↓↓↓

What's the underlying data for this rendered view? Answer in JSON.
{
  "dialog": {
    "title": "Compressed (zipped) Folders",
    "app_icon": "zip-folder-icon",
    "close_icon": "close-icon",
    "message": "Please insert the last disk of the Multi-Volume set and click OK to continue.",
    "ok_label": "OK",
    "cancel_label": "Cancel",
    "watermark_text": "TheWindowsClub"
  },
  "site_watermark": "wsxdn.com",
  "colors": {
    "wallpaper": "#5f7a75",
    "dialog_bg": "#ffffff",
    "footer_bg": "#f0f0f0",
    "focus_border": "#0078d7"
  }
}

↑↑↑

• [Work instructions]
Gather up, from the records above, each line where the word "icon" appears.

• [Task answer]
    "app_icon": "zip-folder-icon",
    "close_icon": "close-icon",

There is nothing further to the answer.